wide-on (n.) [on the pattern of the male hard-on n. (1), the image is of a gaping vagina]

of a woman, sexual excitement.

[US]Jenkins & Shrake Limo 138: ‘See the redhead over there in the two-ounce dress? I gave her a little tongue-o, wham-o a while back—on the back of the neck. [...] I think she got a wide-on.’ .
[US](con. 1966) P. Conroy Lords of Discipline 228: Hell, there are broads with wide-ons all over the place.
[Scot]I. Welsh Filth 338: I’ve heard that line before. Usually by a cow with a wide-on who wants it filled.
Twitter 23 May 🌐 RTs, even in outrage, give Hopkins such a wide-on.

In phrases

give someone a wide (v.) [SE give a wide berth]

to avoid.

[Putnam County Journal 28 Jan. 3/1: Bunko men are with us. Give them a wide street [DA]].
[Aus]Bulletin (Sydney) 24 Dec. 44/2: ‘Take it from me, [...] if yer wants ter keep out of slough, give the slops a wide. [...] Yer can’t give ’em too wide a wide,’ he says impressively, a word with each tap.
[UK]J.J. Connolly Layer Cake 82: If it was left up to me, I’d give those headbangers a wide.
[UK]J.J. Connolly Viva La Madness 48: We would always give Roy a wide, wouldn’t serve him if we could.
wide place in the road (n.) (also broad place in the road, wide spot in the road) [its unimportance in the eyes of those who drive through]

(US) a derog. phr. for a small town or hamlet; also attrib.

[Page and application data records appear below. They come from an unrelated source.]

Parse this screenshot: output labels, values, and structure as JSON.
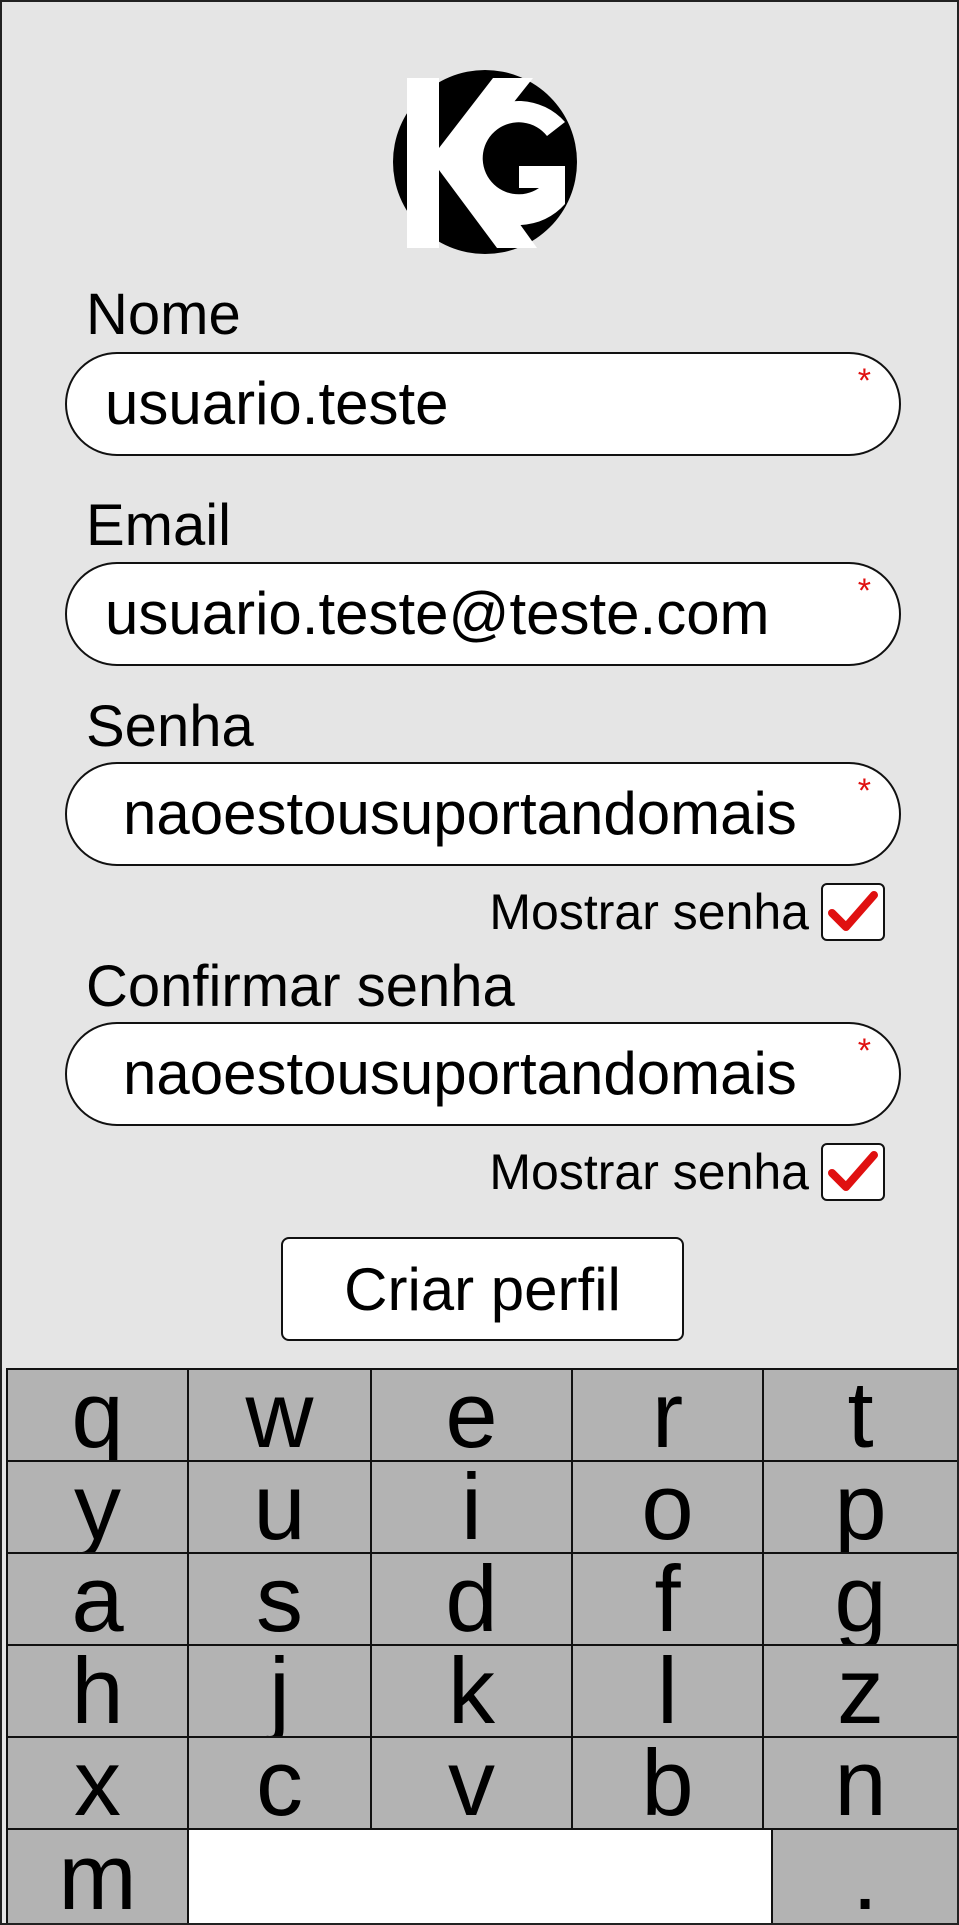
{
  "logo": {
    "text": "KG"
  },
  "form": {
    "name": {
      "label": "Nome",
      "value": "usuario.teste",
      "required_mark": "*"
    },
    "email": {
      "label": "Email",
      "value": "usuario.teste@teste.com",
      "required_mark": "*"
    },
    "password": {
      "label": "Senha",
      "value": "naoestousuportandomais",
      "required_mark": "*",
      "show_label": "Mostrar senha",
      "show_checked": true
    },
    "confirm_password": {
      "label": "Confirmar senha",
      "value": "naoestousuportandomais",
      "required_mark": "*",
      "show_label": "Mostrar senha",
      "show_checked": true
    },
    "submit_label": "Criar perfil"
  },
  "colors": {
    "background": "#e5e5e5",
    "required": "#e01010",
    "check": "#e01010",
    "key": "#b3b3b3"
  },
  "keyboard": {
    "rows": [
      [
        "q",
        "w",
        "e",
        "r",
        "t"
      ],
      [
        "y",
        "u",
        "i",
        "o",
        "p"
      ],
      [
        "a",
        "s",
        "d",
        "f",
        "g"
      ],
      [
        "h",
        "j",
        "k",
        "l",
        "z"
      ],
      [
        "x",
        "c",
        "v",
        "b",
        "n"
      ]
    ],
    "bottom": {
      "left": "m",
      "space": "",
      "right": "."
    }
  }
}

[US]J.W. Carr ‘Words from Northwest Arkansas’ in DN III:ii 164: wide place in the road, n. phr. A hamlet. ‘It’s not a town; it’s just a wide place in the road.’.
[US]A. Baer Two & Three 11 Mar. [synd. col.] Three years ago, Wichita falls was only a wide spot in the road. The depot was only a couple of loose ties in the track.
[US] in J.F. Dobie Rainbow in Morning (1965) 86: The town’s just a wide place in the road.
[US] ‘Sl. among Nebraska Negroes’ in AS XII:4 Dec. 320/2: Besides more individual sobriquets there are: ‘Crack in the Track,’ ‘Stop (or ‘Spot’) in the Road,’ ‘Wide Place in the Road,’ ‘Broad Place in the Road,’ ‘Narrow Place in the Road,’ and ‘Whistle Stop.’.
[US]C. Rawson Headless Lady (1987) 27: Waterboro, according to the road map, is a wide spot in the road (Pop.: 5,000 to 10,000).
[US]C. Howard ‘Enough Rope for Two’ in Best of Manhunt (2019) [ebook] A half-hour later, they passed a wide place in the road called Separ.
[US]J. Thompson Texas by the Tail (1994) 169: Big Spring was a cattle town [...] Just another wide place in a dusty road.
[US]H. Rawson Dict. of Invective (1991) 201: one-horse town. A small and unimportant town, a wide place in the road.
[US](con. c.1970) G. Hasford Phantom Blooper 218: It hasn’t changed. It’s still just a wide place in the road. It’s still just another hillbilly half-town, clean and quiet, the kind of place that falls off maps.
‘Miss Kitty’ at 23 Apr. 🌐 I battle ignorance five days a week at four different colleges around west Georgia & east Alabama. I’m insanely busy but love what I do, and I love the little ‘wide place in the road’ town where I live.